PROBLEM TO WORK ON ▸ Reproduce the whole listing exactly, omitting any picture it holds.

-- PROVIDED DATA follows --

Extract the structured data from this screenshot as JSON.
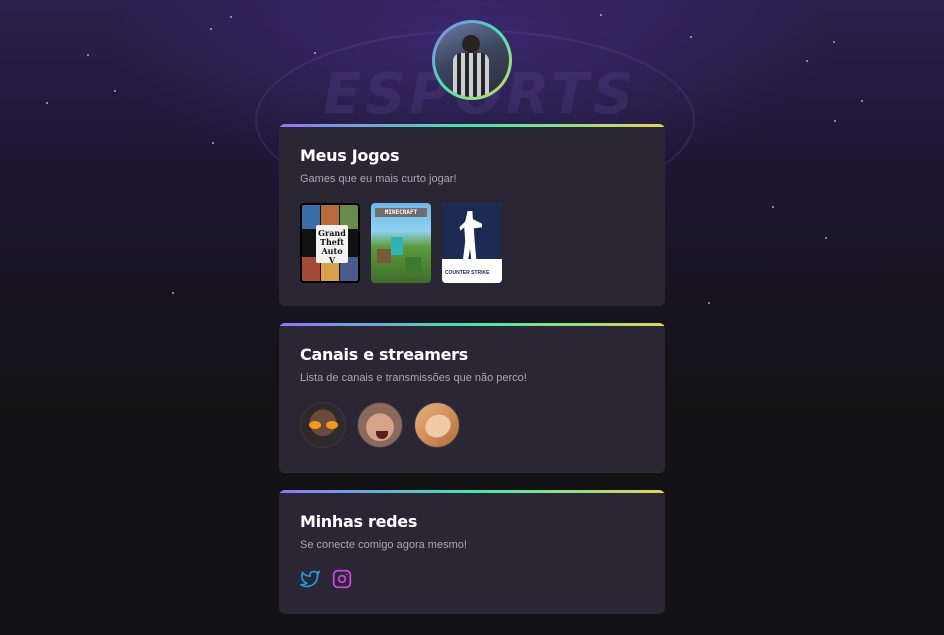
{
  "colors": {
    "background": "#121214",
    "card": "#2a2634",
    "gradient": [
      "#9572fc",
      "#43e7ad",
      "#e2d45c"
    ],
    "subtitle": "#a8a8b3",
    "twitter": "#1d9bf0",
    "instagram": "#d946ef"
  },
  "background": {
    "emblem_text": "ESPORTS"
  },
  "profile": {
    "avatar_icon": "profile-photo"
  },
  "sections": {
    "games": {
      "title": "Meus Jogos",
      "subtitle": "Games que eu mais curto jogar!",
      "items": [
        {
          "name": "gta-v-cover",
          "logo_lines": [
            "Grand",
            "Theft",
            "Auto",
            "V"
          ]
        },
        {
          "name": "minecraft-cover",
          "logo": "MINECRAFT"
        },
        {
          "name": "counter-strike-cover",
          "logo": "COUNTER STRIKE"
        }
      ]
    },
    "channels": {
      "title": "Canais e streamers",
      "subtitle": "Lista de canais e transmissões que não perco!",
      "items": [
        "streamer-avatar-1",
        "streamer-avatar-2",
        "streamer-avatar-3"
      ]
    },
    "socials": {
      "title": "Minhas redes",
      "subtitle": "Se conecte comigo agora mesmo!",
      "items": [
        "twitter-icon",
        "instagram-icon"
      ]
    }
  }
}
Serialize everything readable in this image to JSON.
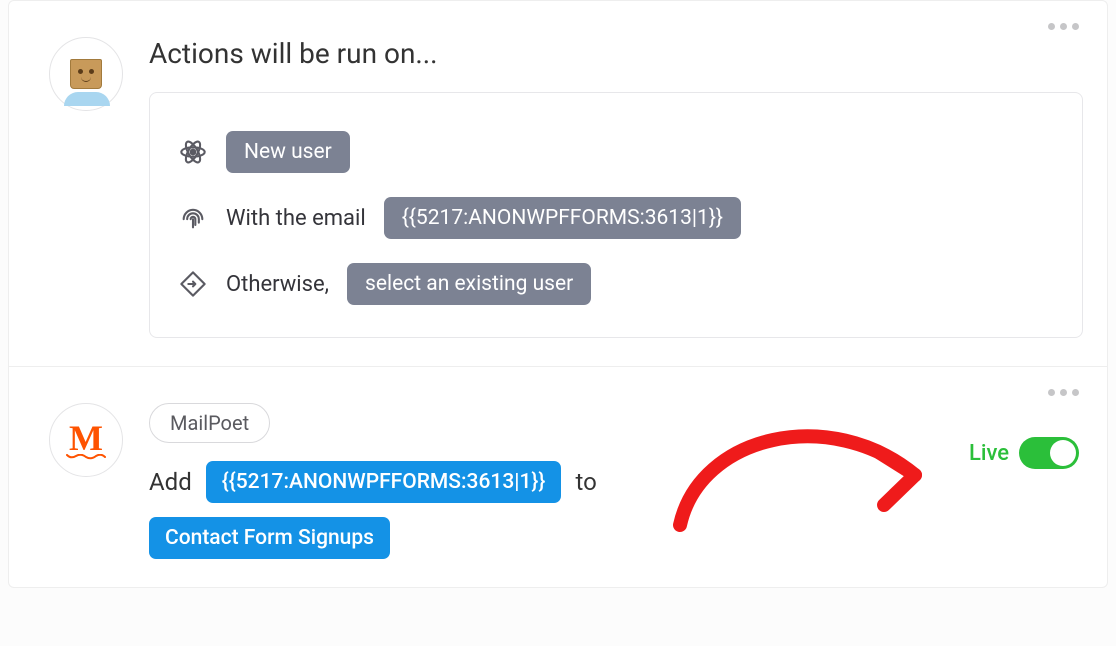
{
  "top": {
    "heading": "Actions will be run on...",
    "rules": {
      "new_user_label": "New user",
      "with_email_text": "With the email",
      "email_token": "{{5217:ANONWPFFORMS:3613|1}}",
      "otherwise_text": "Otherwise,",
      "fallback_label": "select an existing user"
    }
  },
  "bottom": {
    "integration_tag": "MailPoet",
    "avatar_letter": "M",
    "add_text": "Add",
    "user_token": "{{5217:ANONWPFFORMS:3613|1}}",
    "to_text": "to",
    "list_name": "Contact Form Signups",
    "live_label": "Live",
    "toggle_on": true
  }
}
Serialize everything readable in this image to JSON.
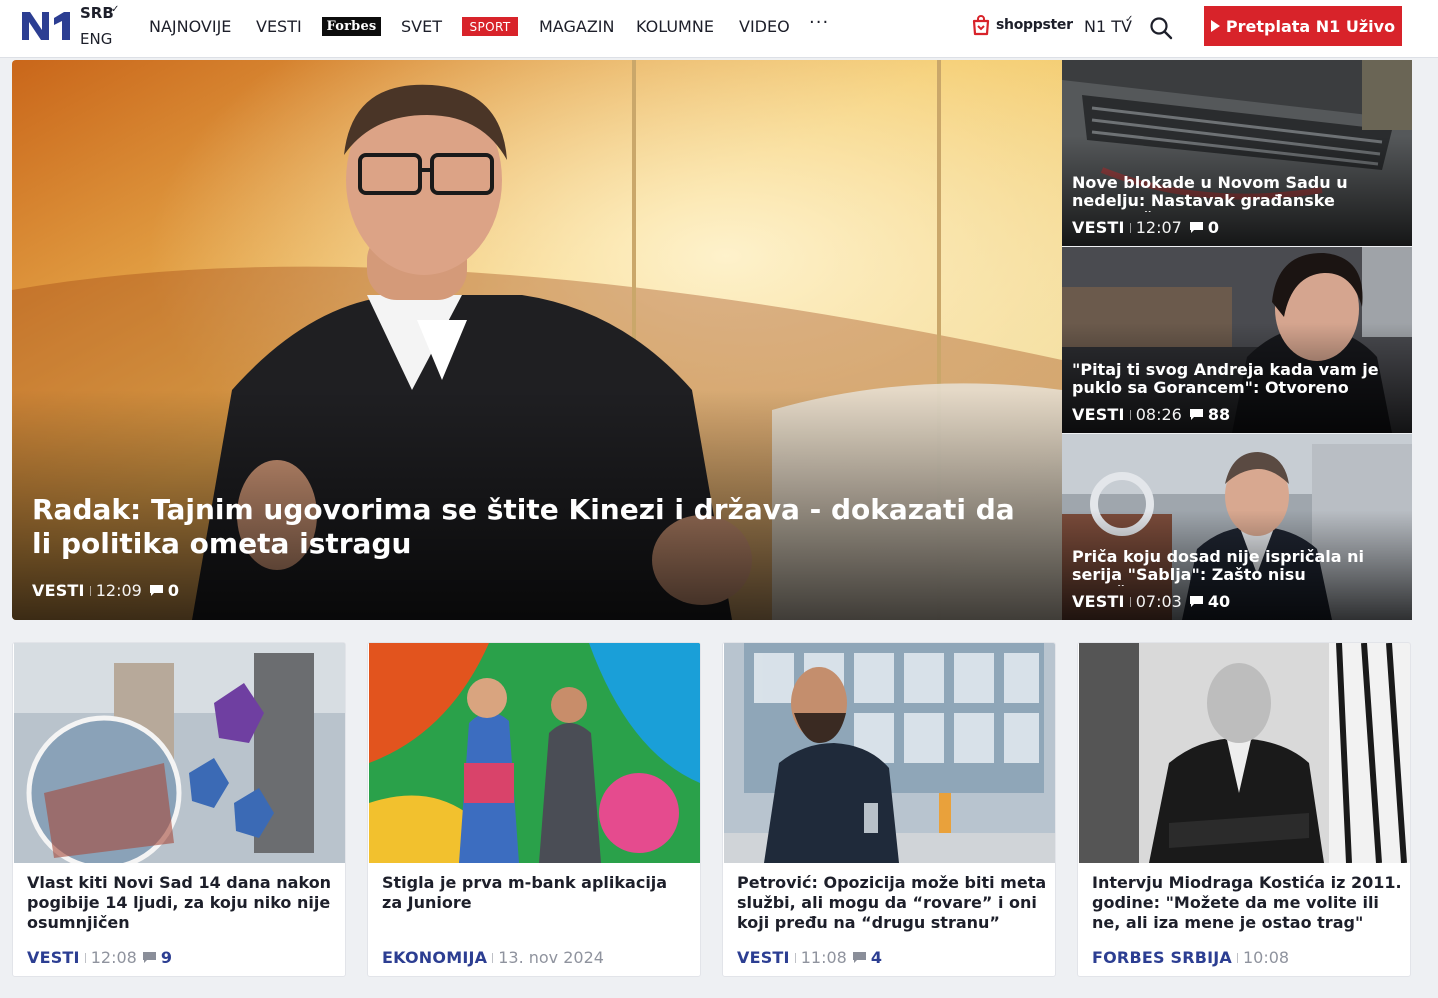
{
  "header": {
    "lang_primary": "SRB",
    "lang_secondary": "ENG",
    "nav": [
      "NAJNOVIJE",
      "VESTI",
      "Forbes",
      "SVET",
      "SPORT",
      "MAGAZIN",
      "KOLUMNE",
      "VIDEO"
    ],
    "more": "···",
    "shoppster": "shoppster",
    "n1tv": "N1 TV",
    "cta": "Pretplata N1 Uživo"
  },
  "hero": {
    "title": "Radak: Tajnim ugovorima se štite Kinezi i država - dokazati da li politika ometa istragu",
    "category": "VESTI",
    "time": "12:09",
    "comments": "0"
  },
  "side_stories": [
    {
      "title": "Nove blokade u Novom Sadu u nedelju: Nastavak građanske neposlušnosti,",
      "category": "VESTI",
      "time": "12:07",
      "comments": "0"
    },
    {
      "title": "\"Pitaj ti svog Andreja kada vam je puklo sa Gorancem\": Otvoreno pismo",
      "category": "VESTI",
      "time": "08:26",
      "comments": "88"
    },
    {
      "title": "Priča koju dosad nije ispričala ni serija \"Sablja\": Zašto nisu razjašnjene veze",
      "category": "VESTI",
      "time": "07:03",
      "comments": "40"
    }
  ],
  "cards": [
    {
      "title": "Vlast kiti Novi Sad 14 dana nakon pogibije 14 ljudi, za koju niko nije osumnjičen",
      "category": "VESTI",
      "time": "12:08",
      "comments": "9"
    },
    {
      "title": "Stigla je prva m-bank aplikacija za Juniore",
      "category": "EKONOMIJA",
      "time": "13. nov 2024",
      "comments": ""
    },
    {
      "title": "Petrović: Opozicija može biti meta službi, ali mogu da “rovare” i oni koji pređu na “drugu stranu”",
      "category": "VESTI",
      "time": "11:08",
      "comments": "4"
    },
    {
      "title": "Intervju Miodraga Kostića iz 2011. godine: \"Možete da me volite ili ne, ali iza mene je ostao trag\"",
      "category": "FORBES SRBIJA",
      "time": "10:08",
      "comments": ""
    }
  ],
  "colors": {
    "brand_blue": "#2c3e92",
    "accent_red": "#d8232a",
    "page_bg": "#eef0f3"
  },
  "icons": [
    "n1-logo",
    "chevron-down-icon",
    "ellipsis-icon",
    "shoppster-bag-icon",
    "search-icon",
    "play-icon",
    "comment-icon"
  ]
}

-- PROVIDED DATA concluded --

ANSWER TO THIS PROBLEM ▸
Extract the structured data from this screenshot as JSON.
{
  "colors": {
    "background": "#121214",
    "card": "#2a2634",
    "gradient": [
      "#9572fc",
      "#43e7ad",
      "#e2d45c"
    ],
    "subtitle": "#a8a8b3",
    "twitter": "#1d9bf0",
    "instagram": "#d946ef"
  },
  "background": {
    "emblem_text": "ESPORTS"
  },
  "profile": {
    "avatar_icon": "profile-photo"
  },
  "sections": {
    "games": {
      "title": "Meus Jogos",
      "subtitle": "Games que eu mais curto jogar!",
      "items": [
        {
          "name": "gta-v-cover",
          "logo_lines": [
            "Grand",
            "Theft",
            "Auto",
            "V"
          ]
        },
        {
          "name": "minecraft-cover",
          "logo": "MINECRAFT"
        },
        {
          "name": "counter-strike-cover",
          "logo": "COUNTER STRIKE"
        }
      ]
    },
    "channels": {
      "title": "Canais e streamers",
      "subtitle": "Lista de canais e transmissões que não perco!",
      "items": [
        "streamer-avatar-1",
        "streamer-avatar-2",
        "streamer-avatar-3"
      ]
    },
    "socials": {
      "title": "Minhas redes",
      "subtitle": "Se conecte comigo agora mesmo!",
      "items": [
        "twitter-icon",
        "instagram-icon"
      ]
    }
  }
}
Serialize everything readable in this image to JSON.
{
  "top": {
    "heading": "Actions will be run on...",
    "rules": {
      "new_user_label": "New user",
      "with_email_text": "With the email",
      "email_token": "{{5217:ANONWPFFORMS:3613|1}}",
      "otherwise_text": "Otherwise,",
      "fallback_label": "select an existing user"
    }
  },
  "bottom": {
    "integration_tag": "MailPoet",
    "avatar_letter": "M",
    "add_text": "Add",
    "user_token": "{{5217:ANONWPFFORMS:3613|1}}",
    "to_text": "to",
    "list_name": "Contact Form Signups",
    "live_label": "Live",
    "toggle_on": true
  }
}
Serialize everything readable in this image to JSON.
{
  "header": {
    "lang_primary": "SRB",
    "lang_secondary": "ENG",
    "nav": [
      "NAJNOVIJE",
      "VESTI",
      "Forbes",
      "SVET",
      "SPORT",
      "MAGAZIN",
      "KOLUMNE",
      "VIDEO"
    ],
    "more": "···",
    "shoppster": "shoppster",
    "n1tv": "N1 TV",
    "cta": "Pretplata N1 Uživo"
  },
  "hero": {
    "title": "Radak: Tajnim ugovorima se štite Kinezi i država - dokazati da li politika ometa istragu",
    "category": "VESTI",
    "time": "12:09",
    "comments": "0"
  },
  "side_stories": [
    {
      "title": "Nove blokade u Novom Sadu u nedelju: Nastavak građanske neposlušnosti,",
      "category": "VESTI",
      "time": "12:07",
      "comments": "0"
    },
    {
      "title": "\"Pitaj ti svog Andreja kada vam je puklo sa Gorancem\": Otvoreno pismo",
      "category": "VESTI",
      "time": "08:26",
      "comments": "88"
    },
    {
      "title": "Priča koju dosad nije ispričala ni serija \"Sablja\": Zašto nisu razjašnjene veze",
      "category": "VESTI",
      "time": "07:03",
      "comments": "40"
    }
  ],
  "cards": [
    {
      "title": "Vlast kiti Novi Sad 14 dana nakon pogibije 14 ljudi, za koju niko nije osumnjičen",
      "category": "VESTI",
      "time": "12:08",
      "comments": "9"
    },
    {
      "title": "Stigla je prva m-bank aplikacija za Juniore",
      "category": "EKONOMIJA",
      "time": "13. nov 2024",
      "comments": ""
    },
    {
      "title": "Petrović: Opozicija može biti meta službi, ali mogu da “rovare” i oni koji pređu na “drugu stranu”",
      "category": "VESTI",
      "time": "11:08",
      "comments": "4"
    },
    {
      "title": "Intervju Miodraga Kostića iz 2011. godine: \"Možete da me volite ili ne, ali iza mene je ostao trag\"",
      "category": "FORBES SRBIJA",
      "time": "10:08",
      "comments": ""
    }
  ],
  "colors": {
    "brand_blue": "#2c3e92",
    "accent_red": "#d8232a",
    "page_bg": "#eef0f3"
  },
  "icons": [
    "n1-logo",
    "chevron-down-icon",
    "ellipsis-icon",
    "shoppster-bag-icon",
    "search-icon",
    "play-icon",
    "comment-icon"
  ]
}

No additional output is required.